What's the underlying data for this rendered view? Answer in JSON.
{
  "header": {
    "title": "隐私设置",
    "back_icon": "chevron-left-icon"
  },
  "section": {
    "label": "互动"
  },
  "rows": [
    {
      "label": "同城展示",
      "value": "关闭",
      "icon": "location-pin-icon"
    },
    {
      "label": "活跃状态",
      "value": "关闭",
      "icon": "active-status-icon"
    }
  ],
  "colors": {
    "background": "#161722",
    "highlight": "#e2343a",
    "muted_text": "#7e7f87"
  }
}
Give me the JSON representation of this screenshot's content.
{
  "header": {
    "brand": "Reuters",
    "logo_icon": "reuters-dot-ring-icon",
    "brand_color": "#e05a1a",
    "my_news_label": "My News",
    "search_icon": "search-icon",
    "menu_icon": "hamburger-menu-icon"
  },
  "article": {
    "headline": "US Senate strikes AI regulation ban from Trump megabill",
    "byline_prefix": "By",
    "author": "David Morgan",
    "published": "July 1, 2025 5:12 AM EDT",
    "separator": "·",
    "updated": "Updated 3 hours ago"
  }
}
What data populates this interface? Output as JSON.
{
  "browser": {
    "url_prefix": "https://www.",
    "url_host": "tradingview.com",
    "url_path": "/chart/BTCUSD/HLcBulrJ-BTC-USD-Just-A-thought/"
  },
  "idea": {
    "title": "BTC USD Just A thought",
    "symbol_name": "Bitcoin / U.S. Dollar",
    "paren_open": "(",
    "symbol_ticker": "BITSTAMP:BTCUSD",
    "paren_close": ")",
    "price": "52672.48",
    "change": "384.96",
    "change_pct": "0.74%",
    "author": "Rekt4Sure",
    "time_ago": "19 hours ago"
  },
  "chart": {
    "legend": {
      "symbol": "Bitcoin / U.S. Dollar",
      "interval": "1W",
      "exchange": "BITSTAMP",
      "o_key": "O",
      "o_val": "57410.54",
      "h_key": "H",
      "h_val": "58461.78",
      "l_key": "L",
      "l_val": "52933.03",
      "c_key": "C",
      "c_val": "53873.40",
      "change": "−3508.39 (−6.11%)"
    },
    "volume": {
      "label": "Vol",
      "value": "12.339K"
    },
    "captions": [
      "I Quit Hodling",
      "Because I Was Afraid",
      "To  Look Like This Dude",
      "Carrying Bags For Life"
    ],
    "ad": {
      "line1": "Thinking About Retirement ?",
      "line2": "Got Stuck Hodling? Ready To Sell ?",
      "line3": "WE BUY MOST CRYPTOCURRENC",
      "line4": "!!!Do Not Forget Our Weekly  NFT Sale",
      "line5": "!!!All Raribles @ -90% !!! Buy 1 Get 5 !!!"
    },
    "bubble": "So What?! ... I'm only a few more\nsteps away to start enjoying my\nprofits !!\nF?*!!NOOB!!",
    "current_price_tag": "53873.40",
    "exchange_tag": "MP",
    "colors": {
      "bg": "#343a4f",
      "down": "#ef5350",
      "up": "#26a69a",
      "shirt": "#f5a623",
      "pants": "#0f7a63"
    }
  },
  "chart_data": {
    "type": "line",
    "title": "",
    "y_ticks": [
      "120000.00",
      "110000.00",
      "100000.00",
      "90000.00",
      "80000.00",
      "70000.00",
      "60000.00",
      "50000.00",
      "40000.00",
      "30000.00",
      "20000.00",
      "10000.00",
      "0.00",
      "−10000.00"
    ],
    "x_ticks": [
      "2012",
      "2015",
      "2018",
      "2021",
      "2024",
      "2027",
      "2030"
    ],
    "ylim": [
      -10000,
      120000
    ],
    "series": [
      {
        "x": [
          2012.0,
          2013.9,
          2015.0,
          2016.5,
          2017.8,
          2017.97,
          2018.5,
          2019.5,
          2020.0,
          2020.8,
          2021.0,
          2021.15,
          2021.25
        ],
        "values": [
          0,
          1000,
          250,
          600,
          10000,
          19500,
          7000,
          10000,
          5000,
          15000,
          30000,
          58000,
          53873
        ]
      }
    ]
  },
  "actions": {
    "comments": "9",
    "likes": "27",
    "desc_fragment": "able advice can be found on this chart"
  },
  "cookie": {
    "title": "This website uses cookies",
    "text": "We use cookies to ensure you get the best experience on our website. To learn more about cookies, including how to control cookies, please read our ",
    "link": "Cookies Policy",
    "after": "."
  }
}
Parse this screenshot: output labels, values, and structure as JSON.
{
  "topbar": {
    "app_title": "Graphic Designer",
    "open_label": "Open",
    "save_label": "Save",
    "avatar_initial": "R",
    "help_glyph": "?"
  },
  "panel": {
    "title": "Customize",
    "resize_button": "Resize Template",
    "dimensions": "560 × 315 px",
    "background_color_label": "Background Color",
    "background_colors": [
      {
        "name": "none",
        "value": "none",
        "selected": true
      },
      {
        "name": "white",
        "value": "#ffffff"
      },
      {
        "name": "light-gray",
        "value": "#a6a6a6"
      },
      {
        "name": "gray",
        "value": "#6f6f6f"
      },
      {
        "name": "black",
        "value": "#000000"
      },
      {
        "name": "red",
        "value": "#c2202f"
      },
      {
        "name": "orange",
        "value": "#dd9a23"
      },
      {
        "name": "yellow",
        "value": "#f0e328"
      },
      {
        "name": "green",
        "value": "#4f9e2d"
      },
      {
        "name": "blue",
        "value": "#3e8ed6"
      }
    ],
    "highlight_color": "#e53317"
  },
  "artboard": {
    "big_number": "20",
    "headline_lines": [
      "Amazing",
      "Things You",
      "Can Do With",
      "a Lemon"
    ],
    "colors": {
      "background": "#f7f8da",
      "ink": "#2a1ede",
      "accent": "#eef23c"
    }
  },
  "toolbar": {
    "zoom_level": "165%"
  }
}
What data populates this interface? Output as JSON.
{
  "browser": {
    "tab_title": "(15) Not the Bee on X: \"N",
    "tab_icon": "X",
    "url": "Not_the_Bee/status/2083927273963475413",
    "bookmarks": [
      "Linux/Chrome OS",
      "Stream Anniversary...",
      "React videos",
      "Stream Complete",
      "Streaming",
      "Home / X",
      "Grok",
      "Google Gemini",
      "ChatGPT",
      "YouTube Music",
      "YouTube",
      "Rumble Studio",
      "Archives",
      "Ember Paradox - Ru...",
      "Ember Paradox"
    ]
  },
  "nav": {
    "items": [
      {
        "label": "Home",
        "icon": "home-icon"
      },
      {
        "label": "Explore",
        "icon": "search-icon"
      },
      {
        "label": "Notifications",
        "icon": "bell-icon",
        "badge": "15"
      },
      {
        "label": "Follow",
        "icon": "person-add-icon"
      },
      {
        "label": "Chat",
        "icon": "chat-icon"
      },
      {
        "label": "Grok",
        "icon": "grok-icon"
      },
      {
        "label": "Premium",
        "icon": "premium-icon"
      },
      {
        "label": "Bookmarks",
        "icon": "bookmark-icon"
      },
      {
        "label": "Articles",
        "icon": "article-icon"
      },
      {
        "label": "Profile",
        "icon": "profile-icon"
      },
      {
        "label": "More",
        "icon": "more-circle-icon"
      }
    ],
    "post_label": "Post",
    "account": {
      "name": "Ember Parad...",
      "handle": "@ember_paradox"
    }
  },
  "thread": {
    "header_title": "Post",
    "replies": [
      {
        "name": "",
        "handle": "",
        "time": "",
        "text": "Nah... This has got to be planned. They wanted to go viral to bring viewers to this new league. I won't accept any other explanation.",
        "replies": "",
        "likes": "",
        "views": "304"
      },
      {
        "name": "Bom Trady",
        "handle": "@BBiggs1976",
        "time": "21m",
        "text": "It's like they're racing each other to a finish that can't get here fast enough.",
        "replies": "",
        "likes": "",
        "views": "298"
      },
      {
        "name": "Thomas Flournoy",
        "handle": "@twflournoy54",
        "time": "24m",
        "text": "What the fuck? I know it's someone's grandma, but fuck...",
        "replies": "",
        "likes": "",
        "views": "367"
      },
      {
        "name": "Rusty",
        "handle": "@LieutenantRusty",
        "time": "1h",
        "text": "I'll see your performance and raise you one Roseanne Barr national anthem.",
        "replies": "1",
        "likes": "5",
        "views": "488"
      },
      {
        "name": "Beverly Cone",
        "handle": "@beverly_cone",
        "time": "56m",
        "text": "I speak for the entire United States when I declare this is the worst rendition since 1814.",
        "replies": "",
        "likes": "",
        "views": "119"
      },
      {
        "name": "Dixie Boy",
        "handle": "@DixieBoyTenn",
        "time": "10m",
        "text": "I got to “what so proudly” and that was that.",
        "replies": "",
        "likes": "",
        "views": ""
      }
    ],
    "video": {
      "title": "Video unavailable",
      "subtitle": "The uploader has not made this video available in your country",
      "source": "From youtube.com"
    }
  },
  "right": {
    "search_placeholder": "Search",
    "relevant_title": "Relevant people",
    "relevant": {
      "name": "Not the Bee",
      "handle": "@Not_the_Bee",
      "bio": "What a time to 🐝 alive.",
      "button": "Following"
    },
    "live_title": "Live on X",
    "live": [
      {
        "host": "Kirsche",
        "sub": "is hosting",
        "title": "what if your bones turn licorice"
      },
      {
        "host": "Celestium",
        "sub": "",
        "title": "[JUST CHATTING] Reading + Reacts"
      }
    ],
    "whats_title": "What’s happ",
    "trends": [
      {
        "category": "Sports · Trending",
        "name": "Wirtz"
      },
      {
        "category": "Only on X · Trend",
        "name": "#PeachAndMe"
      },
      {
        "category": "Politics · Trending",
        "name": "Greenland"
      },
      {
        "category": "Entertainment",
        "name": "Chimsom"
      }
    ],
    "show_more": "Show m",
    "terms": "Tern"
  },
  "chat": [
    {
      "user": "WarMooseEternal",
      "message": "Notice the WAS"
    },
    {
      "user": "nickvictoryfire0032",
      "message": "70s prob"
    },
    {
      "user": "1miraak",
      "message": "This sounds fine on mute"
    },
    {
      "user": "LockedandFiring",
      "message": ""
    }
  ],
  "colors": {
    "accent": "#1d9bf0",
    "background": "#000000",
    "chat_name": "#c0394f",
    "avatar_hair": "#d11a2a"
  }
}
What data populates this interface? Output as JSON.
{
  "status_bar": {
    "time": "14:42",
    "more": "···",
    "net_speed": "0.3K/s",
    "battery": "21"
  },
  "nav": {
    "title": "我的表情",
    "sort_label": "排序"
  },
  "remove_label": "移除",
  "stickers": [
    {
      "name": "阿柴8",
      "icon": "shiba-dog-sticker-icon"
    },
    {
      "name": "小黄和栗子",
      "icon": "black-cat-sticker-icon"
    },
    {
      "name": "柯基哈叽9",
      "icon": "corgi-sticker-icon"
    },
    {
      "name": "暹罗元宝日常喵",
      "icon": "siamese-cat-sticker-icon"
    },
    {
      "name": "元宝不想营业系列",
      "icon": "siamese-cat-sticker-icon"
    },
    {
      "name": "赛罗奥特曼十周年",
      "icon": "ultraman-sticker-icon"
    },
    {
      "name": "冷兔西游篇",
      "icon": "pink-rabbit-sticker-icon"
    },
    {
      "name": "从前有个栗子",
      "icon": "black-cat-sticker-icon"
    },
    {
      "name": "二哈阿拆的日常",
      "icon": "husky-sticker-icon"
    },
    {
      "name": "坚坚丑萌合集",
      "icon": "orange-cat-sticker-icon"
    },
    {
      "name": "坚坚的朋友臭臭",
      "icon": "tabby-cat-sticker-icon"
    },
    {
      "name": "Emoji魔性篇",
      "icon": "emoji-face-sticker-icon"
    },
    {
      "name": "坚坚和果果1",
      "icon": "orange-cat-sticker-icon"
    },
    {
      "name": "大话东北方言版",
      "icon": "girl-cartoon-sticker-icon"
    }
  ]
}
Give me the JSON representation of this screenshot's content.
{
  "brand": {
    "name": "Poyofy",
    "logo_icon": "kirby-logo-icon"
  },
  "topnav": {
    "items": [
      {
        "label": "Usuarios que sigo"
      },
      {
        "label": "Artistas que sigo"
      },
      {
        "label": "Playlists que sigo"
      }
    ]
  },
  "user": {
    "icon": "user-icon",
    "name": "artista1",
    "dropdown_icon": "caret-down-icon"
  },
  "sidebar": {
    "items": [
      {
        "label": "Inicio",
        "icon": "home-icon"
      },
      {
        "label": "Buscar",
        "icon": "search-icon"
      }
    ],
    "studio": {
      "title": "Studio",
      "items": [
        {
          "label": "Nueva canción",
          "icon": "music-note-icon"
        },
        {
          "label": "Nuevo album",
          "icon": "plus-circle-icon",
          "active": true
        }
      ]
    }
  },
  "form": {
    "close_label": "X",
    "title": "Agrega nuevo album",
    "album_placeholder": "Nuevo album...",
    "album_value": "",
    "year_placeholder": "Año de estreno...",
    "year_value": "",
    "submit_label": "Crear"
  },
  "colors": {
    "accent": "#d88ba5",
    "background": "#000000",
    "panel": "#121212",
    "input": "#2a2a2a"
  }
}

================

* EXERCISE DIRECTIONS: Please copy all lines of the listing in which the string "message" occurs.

* ANSWER TO THIS TASK:
      "message": "Notice the WAS"
      "message": "70s prob"
      "message": "This sounds fine on mute"
      "message": ""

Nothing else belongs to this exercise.